Interface dataset entries:
<<<<
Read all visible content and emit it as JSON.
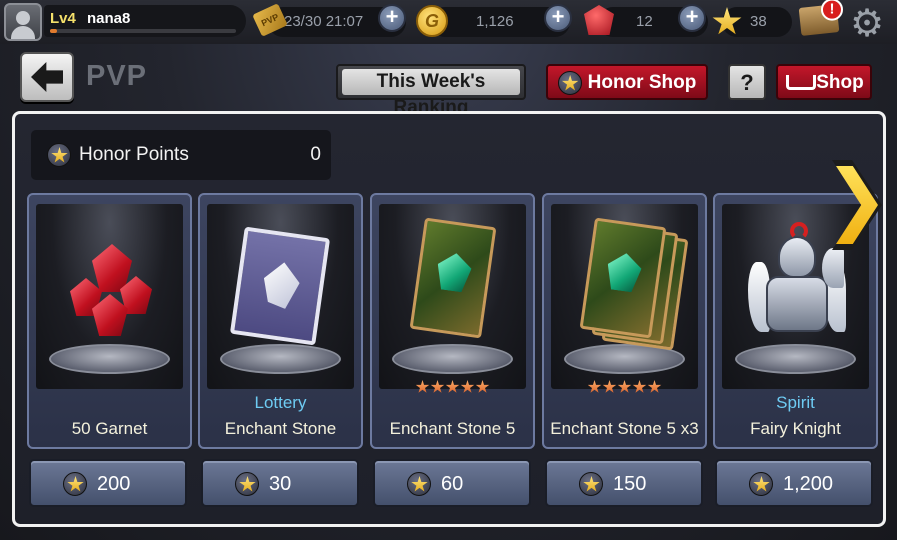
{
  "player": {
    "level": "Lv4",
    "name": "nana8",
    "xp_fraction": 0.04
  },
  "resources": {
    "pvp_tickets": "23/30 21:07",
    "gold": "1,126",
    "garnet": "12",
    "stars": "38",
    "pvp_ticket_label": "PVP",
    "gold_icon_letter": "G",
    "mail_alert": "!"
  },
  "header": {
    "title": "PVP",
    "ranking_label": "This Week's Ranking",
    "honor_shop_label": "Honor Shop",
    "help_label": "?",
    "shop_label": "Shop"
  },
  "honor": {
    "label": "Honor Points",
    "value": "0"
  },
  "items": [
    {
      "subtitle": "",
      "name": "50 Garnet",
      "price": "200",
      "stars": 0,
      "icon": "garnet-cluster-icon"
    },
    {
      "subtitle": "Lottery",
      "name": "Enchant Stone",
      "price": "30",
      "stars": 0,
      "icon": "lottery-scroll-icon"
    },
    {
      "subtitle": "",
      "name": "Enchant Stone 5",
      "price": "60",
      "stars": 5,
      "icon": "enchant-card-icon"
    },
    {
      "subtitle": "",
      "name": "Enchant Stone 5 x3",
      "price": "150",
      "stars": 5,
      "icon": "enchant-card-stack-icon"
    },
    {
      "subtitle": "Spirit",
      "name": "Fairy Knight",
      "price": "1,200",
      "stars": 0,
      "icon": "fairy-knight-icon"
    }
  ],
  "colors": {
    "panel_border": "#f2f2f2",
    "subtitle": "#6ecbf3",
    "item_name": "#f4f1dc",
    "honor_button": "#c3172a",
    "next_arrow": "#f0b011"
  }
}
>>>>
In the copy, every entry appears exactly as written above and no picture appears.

■ RESPONSE
Read all visible content and emit it as JSON.
{
  "player": {
    "level": "Lv4",
    "name": "nana8",
    "xp_fraction": 0.04
  },
  "resources": {
    "pvp_tickets": "23/30 21:07",
    "gold": "1,126",
    "garnet": "12",
    "stars": "38",
    "pvp_ticket_label": "PVP",
    "gold_icon_letter": "G",
    "mail_alert": "!"
  },
  "header": {
    "title": "PVP",
    "ranking_label": "This Week's Ranking",
    "honor_shop_label": "Honor Shop",
    "help_label": "?",
    "shop_label": "Shop"
  },
  "honor": {
    "label": "Honor Points",
    "value": "0"
  },
  "items": [
    {
      "subtitle": "",
      "name": "50 Garnet",
      "price": "200",
      "stars": 0,
      "icon": "garnet-cluster-icon"
    },
    {
      "subtitle": "Lottery",
      "name": "Enchant Stone",
      "price": "30",
      "stars": 0,
      "icon": "lottery-scroll-icon"
    },
    {
      "subtitle": "",
      "name": "Enchant Stone 5",
      "price": "60",
      "stars": 5,
      "icon": "enchant-card-icon"
    },
    {
      "subtitle": "",
      "name": "Enchant Stone 5 x3",
      "price": "150",
      "stars": 5,
      "icon": "enchant-card-stack-icon"
    },
    {
      "subtitle": "Spirit",
      "name": "Fairy Knight",
      "price": "1,200",
      "stars": 0,
      "icon": "fairy-knight-icon"
    }
  ],
  "colors": {
    "panel_border": "#f2f2f2",
    "subtitle": "#6ecbf3",
    "item_name": "#f4f1dc",
    "honor_button": "#c3172a",
    "next_arrow": "#f0b011"
  }
}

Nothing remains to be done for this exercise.